*** Opening of Supplied entries ***

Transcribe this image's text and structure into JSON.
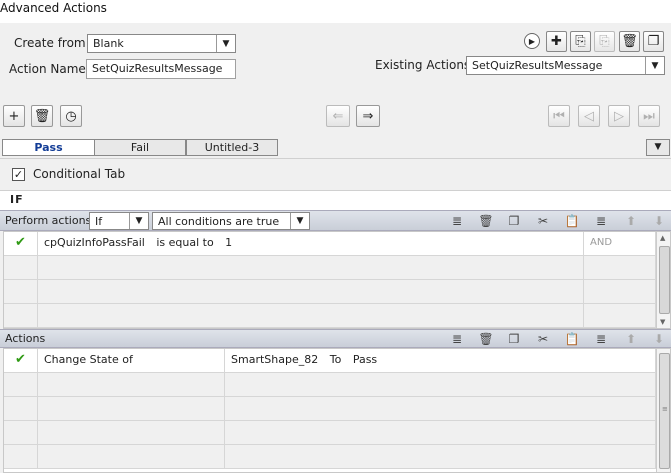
{
  "window": {
    "title": "Advanced Actions"
  },
  "form": {
    "create_from_label": "Create from:",
    "create_from_value": "Blank",
    "action_name_label": "Action Name:",
    "action_name_value": "SetQuizResultsMessage",
    "existing_actions_label": "Existing Actions:",
    "existing_actions_value": "SetQuizResultsMessage"
  },
  "tabs": [
    {
      "label": "Pass",
      "active": true
    },
    {
      "label": "Fail",
      "active": false
    },
    {
      "label": "Untitled-3",
      "active": false
    }
  ],
  "conditional": {
    "label": "Conditional Tab",
    "checked": true
  },
  "if_label": "IF",
  "perform": {
    "label": "Perform actions:",
    "mode_value": "If",
    "conditions_value": "All conditions are true"
  },
  "conditions": [
    {
      "variable": "cpQuizInfoPassFail",
      "operator": "is equal to",
      "value": "1",
      "join": "AND"
    }
  ],
  "actions_header": "Actions",
  "actions": [
    {
      "action": "Change State of",
      "target": "SmartShape_82",
      "to_label": "To",
      "state": "Pass"
    }
  ],
  "colors": {
    "accent": "#123c96",
    "check": "#2f9a14",
    "bar": "#d3d8e1"
  }
}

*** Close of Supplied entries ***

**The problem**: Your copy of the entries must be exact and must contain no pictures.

**Output for this task**:
Transcribe this image's text and structure into JSON.
{
  "window": {
    "title": "Advanced Actions"
  },
  "form": {
    "create_from_label": "Create from:",
    "create_from_value": "Blank",
    "action_name_label": "Action Name:",
    "action_name_value": "SetQuizResultsMessage",
    "existing_actions_label": "Existing Actions:",
    "existing_actions_value": "SetQuizResultsMessage"
  },
  "tabs": [
    {
      "label": "Pass",
      "active": true
    },
    {
      "label": "Fail",
      "active": false
    },
    {
      "label": "Untitled-3",
      "active": false
    }
  ],
  "conditional": {
    "label": "Conditional Tab",
    "checked": true
  },
  "if_label": "IF",
  "perform": {
    "label": "Perform actions:",
    "mode_value": "If",
    "conditions_value": "All conditions are true"
  },
  "conditions": [
    {
      "variable": "cpQuizInfoPassFail",
      "operator": "is equal to",
      "value": "1",
      "join": "AND"
    }
  ],
  "actions_header": "Actions",
  "actions": [
    {
      "action": "Change State of",
      "target": "SmartShape_82",
      "to_label": "To",
      "state": "Pass"
    }
  ],
  "colors": {
    "accent": "#123c96",
    "check": "#2f9a14",
    "bar": "#d3d8e1"
  }
}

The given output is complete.